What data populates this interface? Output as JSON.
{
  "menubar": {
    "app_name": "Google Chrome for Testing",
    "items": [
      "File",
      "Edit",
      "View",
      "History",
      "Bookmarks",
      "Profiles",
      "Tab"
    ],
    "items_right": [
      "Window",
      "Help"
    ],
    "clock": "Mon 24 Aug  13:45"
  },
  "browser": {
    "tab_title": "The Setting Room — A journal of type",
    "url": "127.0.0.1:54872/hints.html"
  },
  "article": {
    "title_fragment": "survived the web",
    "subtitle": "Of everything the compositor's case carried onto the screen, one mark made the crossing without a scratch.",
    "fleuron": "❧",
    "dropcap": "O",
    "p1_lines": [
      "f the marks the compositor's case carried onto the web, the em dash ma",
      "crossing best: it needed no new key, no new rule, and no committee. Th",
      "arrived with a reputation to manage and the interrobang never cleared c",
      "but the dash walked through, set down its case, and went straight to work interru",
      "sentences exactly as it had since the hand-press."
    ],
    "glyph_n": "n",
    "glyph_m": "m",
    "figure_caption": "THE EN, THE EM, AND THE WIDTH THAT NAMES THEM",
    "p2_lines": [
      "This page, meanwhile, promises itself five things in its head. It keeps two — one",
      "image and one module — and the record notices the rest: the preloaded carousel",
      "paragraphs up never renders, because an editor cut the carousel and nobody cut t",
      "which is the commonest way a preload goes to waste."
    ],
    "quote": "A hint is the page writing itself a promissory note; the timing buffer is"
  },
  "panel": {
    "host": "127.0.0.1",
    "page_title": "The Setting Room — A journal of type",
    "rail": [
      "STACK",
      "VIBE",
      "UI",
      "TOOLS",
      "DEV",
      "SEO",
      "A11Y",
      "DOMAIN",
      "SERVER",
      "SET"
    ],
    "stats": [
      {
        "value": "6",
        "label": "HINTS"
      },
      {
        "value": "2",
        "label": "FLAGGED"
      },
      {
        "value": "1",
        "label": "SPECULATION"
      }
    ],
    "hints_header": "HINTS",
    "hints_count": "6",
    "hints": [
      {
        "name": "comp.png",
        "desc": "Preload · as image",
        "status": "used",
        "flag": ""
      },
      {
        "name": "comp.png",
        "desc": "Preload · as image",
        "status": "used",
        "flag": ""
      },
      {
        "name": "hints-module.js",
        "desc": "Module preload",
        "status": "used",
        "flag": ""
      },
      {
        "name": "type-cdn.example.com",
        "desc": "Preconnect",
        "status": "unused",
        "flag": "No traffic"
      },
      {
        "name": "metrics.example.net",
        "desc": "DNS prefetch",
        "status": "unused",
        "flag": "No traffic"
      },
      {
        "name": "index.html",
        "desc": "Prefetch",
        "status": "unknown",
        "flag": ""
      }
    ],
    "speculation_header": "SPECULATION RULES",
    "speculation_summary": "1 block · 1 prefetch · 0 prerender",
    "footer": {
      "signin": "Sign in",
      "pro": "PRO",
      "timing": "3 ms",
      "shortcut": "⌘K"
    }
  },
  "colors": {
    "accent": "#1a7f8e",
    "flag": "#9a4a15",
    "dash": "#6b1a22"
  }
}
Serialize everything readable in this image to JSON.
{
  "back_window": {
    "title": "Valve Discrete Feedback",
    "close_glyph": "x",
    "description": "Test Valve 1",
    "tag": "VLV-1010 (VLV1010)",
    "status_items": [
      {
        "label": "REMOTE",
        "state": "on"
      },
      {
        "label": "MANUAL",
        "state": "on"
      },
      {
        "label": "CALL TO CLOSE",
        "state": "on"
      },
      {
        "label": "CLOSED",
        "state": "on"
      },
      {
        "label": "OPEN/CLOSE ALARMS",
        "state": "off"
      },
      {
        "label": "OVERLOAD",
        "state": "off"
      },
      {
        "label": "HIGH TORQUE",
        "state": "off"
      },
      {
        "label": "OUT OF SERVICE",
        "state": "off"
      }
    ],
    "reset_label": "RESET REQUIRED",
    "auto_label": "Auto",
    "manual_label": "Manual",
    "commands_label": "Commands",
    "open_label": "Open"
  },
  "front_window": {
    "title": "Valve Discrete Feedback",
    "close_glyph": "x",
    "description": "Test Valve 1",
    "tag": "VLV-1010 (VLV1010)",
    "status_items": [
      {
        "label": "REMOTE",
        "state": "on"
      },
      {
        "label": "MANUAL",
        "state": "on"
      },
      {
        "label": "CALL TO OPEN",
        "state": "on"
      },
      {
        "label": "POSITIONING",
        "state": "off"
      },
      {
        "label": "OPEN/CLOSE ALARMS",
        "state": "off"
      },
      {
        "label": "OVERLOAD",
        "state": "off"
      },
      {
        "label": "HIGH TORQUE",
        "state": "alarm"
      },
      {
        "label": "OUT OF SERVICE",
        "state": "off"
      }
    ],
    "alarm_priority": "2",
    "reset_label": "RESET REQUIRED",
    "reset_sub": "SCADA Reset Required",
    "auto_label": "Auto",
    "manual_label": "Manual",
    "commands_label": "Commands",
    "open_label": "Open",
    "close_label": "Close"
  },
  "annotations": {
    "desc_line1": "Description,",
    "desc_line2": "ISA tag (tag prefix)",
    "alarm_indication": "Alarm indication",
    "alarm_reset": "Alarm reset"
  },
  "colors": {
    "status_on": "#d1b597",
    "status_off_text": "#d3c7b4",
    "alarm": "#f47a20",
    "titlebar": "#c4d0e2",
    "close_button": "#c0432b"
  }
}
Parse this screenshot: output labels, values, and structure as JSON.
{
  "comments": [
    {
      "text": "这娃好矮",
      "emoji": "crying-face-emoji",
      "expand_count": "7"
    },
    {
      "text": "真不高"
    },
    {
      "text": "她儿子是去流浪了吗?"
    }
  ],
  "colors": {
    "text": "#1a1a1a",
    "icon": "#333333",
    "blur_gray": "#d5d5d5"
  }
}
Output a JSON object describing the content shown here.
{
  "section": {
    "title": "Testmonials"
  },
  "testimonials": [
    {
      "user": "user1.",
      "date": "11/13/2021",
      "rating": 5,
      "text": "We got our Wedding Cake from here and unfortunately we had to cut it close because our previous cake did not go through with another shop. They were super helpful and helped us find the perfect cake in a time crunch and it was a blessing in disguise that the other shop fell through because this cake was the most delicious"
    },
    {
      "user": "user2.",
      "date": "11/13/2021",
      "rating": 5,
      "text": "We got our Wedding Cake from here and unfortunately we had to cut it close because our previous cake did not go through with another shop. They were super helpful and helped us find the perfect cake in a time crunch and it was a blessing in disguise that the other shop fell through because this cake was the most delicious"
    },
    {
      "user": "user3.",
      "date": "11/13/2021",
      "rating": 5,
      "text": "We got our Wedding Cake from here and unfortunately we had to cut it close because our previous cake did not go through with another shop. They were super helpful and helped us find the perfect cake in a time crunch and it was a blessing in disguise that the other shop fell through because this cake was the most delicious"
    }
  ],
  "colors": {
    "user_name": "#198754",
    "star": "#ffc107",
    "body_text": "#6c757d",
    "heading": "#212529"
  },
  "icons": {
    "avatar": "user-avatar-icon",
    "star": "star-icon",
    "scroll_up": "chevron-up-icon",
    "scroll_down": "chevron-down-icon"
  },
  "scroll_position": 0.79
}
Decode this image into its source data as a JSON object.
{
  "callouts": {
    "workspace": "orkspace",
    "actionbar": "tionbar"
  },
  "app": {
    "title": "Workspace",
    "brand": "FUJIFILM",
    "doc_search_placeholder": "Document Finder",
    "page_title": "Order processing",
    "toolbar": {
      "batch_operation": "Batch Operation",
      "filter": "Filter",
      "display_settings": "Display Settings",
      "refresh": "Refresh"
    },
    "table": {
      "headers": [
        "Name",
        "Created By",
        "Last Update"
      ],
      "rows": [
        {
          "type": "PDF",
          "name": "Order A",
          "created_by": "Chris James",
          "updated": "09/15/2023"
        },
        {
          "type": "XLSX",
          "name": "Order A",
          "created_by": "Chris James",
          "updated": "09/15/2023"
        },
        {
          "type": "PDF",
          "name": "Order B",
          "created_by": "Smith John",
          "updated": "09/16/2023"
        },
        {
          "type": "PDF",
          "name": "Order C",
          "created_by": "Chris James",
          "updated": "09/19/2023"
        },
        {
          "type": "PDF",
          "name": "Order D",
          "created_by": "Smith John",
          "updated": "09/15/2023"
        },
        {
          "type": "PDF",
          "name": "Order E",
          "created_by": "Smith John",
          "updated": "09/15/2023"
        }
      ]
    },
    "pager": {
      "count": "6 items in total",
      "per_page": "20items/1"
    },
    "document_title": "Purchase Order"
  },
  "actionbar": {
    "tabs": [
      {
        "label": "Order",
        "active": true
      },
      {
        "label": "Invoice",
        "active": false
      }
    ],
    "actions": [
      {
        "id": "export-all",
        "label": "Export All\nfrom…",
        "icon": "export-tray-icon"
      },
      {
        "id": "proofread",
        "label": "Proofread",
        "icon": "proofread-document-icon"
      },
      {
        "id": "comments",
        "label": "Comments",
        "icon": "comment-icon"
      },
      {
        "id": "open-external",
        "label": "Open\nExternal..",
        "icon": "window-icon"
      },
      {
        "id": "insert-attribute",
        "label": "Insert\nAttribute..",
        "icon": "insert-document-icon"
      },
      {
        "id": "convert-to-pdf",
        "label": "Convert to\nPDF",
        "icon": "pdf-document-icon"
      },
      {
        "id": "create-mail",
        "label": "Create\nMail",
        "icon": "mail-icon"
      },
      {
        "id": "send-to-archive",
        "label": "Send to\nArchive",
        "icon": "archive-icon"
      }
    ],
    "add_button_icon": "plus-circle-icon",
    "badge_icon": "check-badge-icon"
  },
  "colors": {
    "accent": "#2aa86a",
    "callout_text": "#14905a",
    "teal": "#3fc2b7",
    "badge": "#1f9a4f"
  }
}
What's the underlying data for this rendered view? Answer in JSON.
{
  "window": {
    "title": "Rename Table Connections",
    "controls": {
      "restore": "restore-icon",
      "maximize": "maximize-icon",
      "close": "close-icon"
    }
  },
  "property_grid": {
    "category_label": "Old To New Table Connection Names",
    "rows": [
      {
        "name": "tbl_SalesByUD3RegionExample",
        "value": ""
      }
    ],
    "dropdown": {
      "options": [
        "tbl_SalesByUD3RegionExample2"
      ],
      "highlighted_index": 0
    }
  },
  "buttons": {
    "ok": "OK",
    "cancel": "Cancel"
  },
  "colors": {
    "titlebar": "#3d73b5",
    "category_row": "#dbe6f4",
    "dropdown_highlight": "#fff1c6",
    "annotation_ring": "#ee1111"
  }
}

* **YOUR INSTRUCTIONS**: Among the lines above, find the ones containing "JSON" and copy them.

* **TASK SOLUTION**:
What data populates this interface? Output as JSON.
Serialize everything readable in this image to JSON.
Parse this screenshot: output labels, values, and structure as JSON.
Output a JSON object describing the content shown here.
Decode this image into its source data as a JSON object.
What's the underlying data for this rendered view? Answer in JSON.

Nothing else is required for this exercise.